Aim of the task>
Task for the records below: count the lines that contain the word "alexW" and give only that number.

*** Opening of Data ***

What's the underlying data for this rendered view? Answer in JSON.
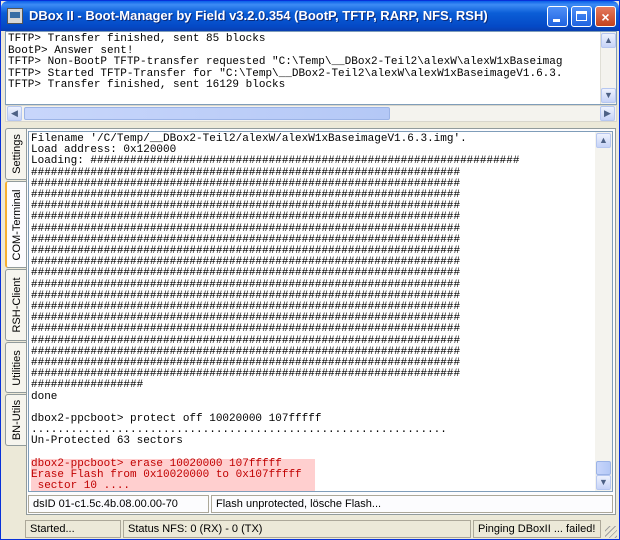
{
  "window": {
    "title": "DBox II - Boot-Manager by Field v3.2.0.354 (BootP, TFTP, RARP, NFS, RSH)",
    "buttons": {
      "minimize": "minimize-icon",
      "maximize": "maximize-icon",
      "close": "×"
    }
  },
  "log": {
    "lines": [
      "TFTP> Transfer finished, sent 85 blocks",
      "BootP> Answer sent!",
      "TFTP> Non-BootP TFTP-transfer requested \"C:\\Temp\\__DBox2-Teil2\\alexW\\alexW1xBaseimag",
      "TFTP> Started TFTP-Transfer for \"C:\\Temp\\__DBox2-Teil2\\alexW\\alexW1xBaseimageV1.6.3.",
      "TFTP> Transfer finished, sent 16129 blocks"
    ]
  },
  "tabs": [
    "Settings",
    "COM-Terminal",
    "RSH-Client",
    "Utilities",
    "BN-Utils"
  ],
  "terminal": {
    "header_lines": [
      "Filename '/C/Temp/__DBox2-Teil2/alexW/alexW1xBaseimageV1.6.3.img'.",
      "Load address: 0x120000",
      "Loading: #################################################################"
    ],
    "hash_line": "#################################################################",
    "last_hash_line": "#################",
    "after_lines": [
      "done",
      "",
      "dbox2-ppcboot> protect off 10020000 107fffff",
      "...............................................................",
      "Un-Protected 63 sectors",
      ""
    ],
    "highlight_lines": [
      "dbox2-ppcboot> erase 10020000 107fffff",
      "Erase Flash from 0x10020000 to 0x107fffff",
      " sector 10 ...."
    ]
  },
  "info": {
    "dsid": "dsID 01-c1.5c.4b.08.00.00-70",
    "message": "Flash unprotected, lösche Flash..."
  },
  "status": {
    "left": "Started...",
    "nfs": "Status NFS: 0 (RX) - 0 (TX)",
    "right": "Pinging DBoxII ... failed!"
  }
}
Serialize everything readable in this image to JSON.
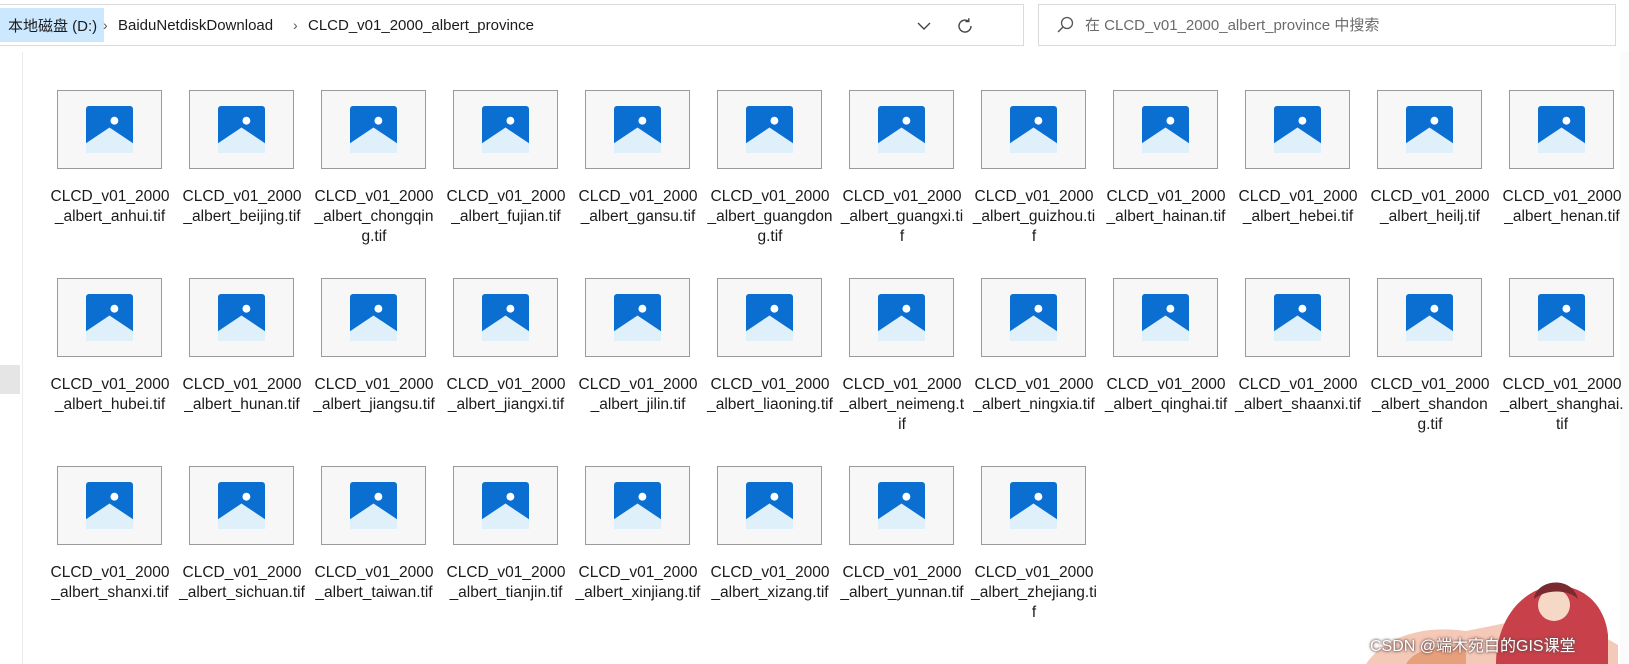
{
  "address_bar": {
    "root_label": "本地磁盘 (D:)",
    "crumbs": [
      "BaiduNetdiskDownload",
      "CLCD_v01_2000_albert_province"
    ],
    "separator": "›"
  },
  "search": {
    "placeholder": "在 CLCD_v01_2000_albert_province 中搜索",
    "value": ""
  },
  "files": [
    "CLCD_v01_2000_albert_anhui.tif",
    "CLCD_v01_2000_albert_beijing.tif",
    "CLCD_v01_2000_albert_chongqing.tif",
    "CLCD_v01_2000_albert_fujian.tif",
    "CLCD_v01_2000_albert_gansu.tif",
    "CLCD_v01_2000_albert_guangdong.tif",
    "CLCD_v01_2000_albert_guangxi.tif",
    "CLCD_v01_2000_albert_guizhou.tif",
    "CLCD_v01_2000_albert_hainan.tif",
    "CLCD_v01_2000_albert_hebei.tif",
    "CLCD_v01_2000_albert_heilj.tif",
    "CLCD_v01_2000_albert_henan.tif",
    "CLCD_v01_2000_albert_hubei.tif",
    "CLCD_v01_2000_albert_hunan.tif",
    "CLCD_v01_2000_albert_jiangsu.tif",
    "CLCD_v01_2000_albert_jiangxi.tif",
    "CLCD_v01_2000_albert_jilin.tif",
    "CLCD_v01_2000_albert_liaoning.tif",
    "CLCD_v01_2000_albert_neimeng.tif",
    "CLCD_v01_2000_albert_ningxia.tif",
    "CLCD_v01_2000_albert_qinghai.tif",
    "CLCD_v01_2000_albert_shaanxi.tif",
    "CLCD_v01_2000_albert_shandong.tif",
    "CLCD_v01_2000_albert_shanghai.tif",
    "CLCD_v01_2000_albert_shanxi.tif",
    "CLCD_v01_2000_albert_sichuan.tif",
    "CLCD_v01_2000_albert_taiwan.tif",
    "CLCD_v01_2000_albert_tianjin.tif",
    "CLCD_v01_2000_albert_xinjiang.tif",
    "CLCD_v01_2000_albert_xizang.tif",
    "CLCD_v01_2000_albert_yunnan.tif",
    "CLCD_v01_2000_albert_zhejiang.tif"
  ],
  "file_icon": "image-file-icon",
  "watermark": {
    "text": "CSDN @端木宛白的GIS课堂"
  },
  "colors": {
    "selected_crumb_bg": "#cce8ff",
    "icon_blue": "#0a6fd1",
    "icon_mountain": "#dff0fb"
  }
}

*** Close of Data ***

Solution for this problem>
3